Customer Advisory: Learn About Risks Before Investing in Commodity ETPs or Funds

Recent market volatility due to the COVID-19 (coronavirus) pandemic has prompted many investors to purchase shares of trading vehicles that use futures contracts or other commodity interests, either in hopes of profiting from a recovery in particular commodity prices or as a means of diversifying their portfolios. These trading vehicles may be organized as exchange-traded products (ETPs) or mutual funds, but that does not necessarily mean they will behave like traditional exchange-traded funds (ETFs) or mutual funds that invest in stocks, bonds or other asset classes.  For example, these vehicles might not provide investors opportunities to “buy the dip” or profit from long-term price gains in the underlying commodity. 

Fundamentally Different Than Securities

What to Ask When Considering a Commodity ETP

Assess carefully any representations that, by trading commodity interests, a pool should outperform stock and bond funds during recessions or in other financial downturns. A pool’s actual performance may indicate otherwise. As you review the prospectus or disclosure document for a commodity ETP fund consider: 

  • What financial instruments will the commodity pool be allowed to trade? How do those instruments behave when markets go up or down? 
  • What could happen to those financial instruments in extreme market conditions?
  • What changes to the announced trading strategy is the commodity pool operator (CPO) permitted to make, and under what circumstances? Can changes be made without notifying participants?

Commodity ETPs and mutual funds invest in futures, options, swaps, or foreign exchange and often are commodity pools, whose operators are regulated by the CFTC. Commodity futures markets present different risks than securities markets. For example, when individual investors or mutual funds buy shares in a company, they own a portion of that company.
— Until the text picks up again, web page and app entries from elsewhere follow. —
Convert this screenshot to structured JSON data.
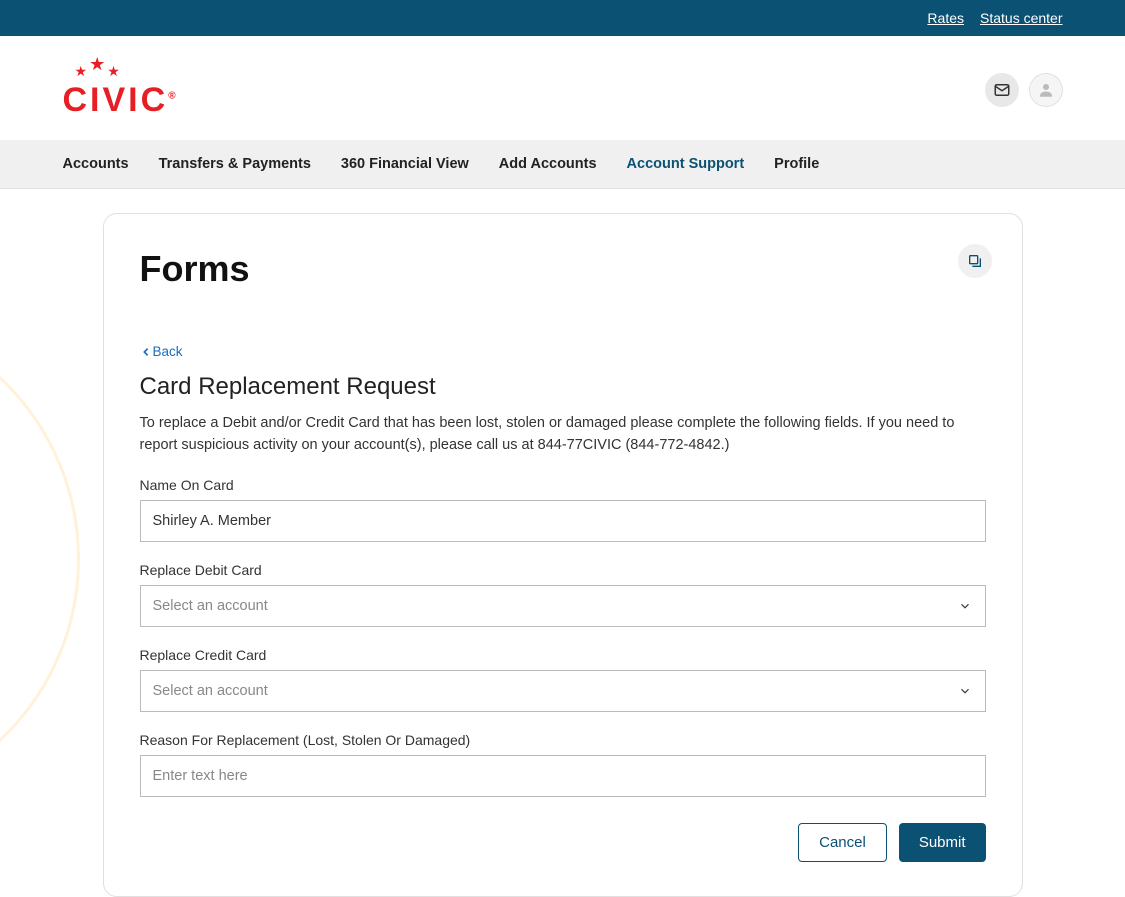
{
  "topbar": {
    "rates": "Rates",
    "status_center": "Status center"
  },
  "logo": {
    "text": "CIVIC"
  },
  "nav": {
    "items": [
      {
        "label": "Accounts"
      },
      {
        "label": "Transfers & Payments"
      },
      {
        "label": "360 Financial View"
      },
      {
        "label": "Add Accounts"
      },
      {
        "label": "Account Support"
      },
      {
        "label": "Profile"
      }
    ]
  },
  "page": {
    "title": "Forms",
    "back": "Back",
    "subtitle": "Card Replacement Request",
    "description": "To replace a Debit and/or Credit Card that has been lost, stolen or damaged please complete the following fields. If you need to report suspicious activity on your account(s), please call us at 844-77CIVIC (844-772-4842.)"
  },
  "form": {
    "name_label": "Name On Card",
    "name_value": "Shirley A. Member",
    "debit_label": "Replace Debit Card",
    "debit_placeholder": "Select an account",
    "credit_label": "Replace Credit Card",
    "credit_placeholder": "Select an account",
    "reason_label": "Reason For Replacement (Lost, Stolen Or Damaged)",
    "reason_placeholder": "Enter text here"
  },
  "buttons": {
    "cancel": "Cancel",
    "submit": "Submit"
  }
}
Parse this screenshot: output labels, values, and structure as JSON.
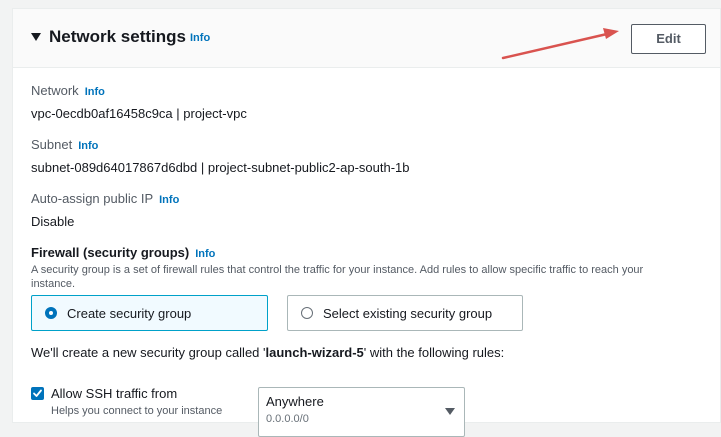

Those shares are assets, and can be owned indefinitely.

Commodity pools (including commodity-based ETPs), on the other hand, purchase time-limited contracts that convey the right to buy or sell an asset—called the “underlying asset”—at some point in the future. The contracts do not convey ownership in the asset itself. The value of the shares in the commodity pool may not track the value of the underlying asset over time.

This difference is because unlike with stocks, a futures contract cannot be held indefinitely in hopes that a fallen price will recover. Futures contracts expire, and contract holders must either deliver or take delivery of the underlying asset, or close out their contracts by taking an offsetting position before the delivery date. For example, to offset 10 long contracts to buy June liquid natural gas, you would need to short 10 contracts to sell June liquid natural gas.

Know the Risks

For energy commodities and associated futures contracts, risks are often related to supply and storage availability. For agricultural commodities and associated futures contracts, such as corn, soybeans, or wheat, the risks are often weather related. Meanwhile, metals such as gold, copper, and palladium and their futures contracts are affected generally by industrial and macroeconomic factors. Whether the pool you plan to invest in focuses on a single commodity or a broad mix of commodities, you should research the risks associated with the commodities and the industries that utilize them. You should know what conditions could influence their prices and actively monitor those conditions while you participate in the fund.

In addition, there is a risk that the pool’s holdings or strategies could shift to compensate for changes in market conditions. The pool’s disclosure documents will describe its objectives, trading strategies, principal risks, and flexibility to make changes. Read these disclosures thoroughly and watch for updates, notices, or supplements on the fund’s website.

Commodity pool disclosure documents also must include information about the following:

  • Management and Firm Principals. The names of the pool operator, pool managers, and commodity trading advisors, as well as ownership information and registration status.
  • Fees and expenses.Management fees, advisory fees, brokerage fees and commissions, and interest paid.
  • Break-even analysis. A table showing the amount the pool must earn after one year (in dollars and percentage terms) to recover the amount of your initial investment plus fees and expenses.
  • Performance. The pool has to accurately report its past performance.
  • Redemption information. How to redeem shares in the pool, including any restrictions that may exist.

The Impact of Rolls on Annual Returns

Finally, rising commodity prices may actually create a drag on commodity pool annual returns. The only way for a pool to maintain an ongoing position in a particular commodity futures contract would be to conduct a “roll”—closing out the expiring contract (also called the “near” or “front-month” contract) and entering another contract with a later delivery date (called “out-month” contracts). If the prices for out-month contracts are increasing, then the pool may lose money each time front-month contracts are rolled. Small increases in price, month over month, could be a sizable drag on annual returns when added to applicable trading and management fees. By contrast, when out-month contract prices decrease, it could have the opposite effect and result in a “roll yield.” 

For more information about commodity pools or commodity futures markets, visit

This article was prepared by the Commodity Futures Trading Commission’s Office of Customer Education and Outreach and Division of Swap Dealer and Intermediary Oversight. It is provided for general informational purposes only and does not provide legal or investment advice to any individual or entity. Please consult with your own legal adviser before taking any action based on this information.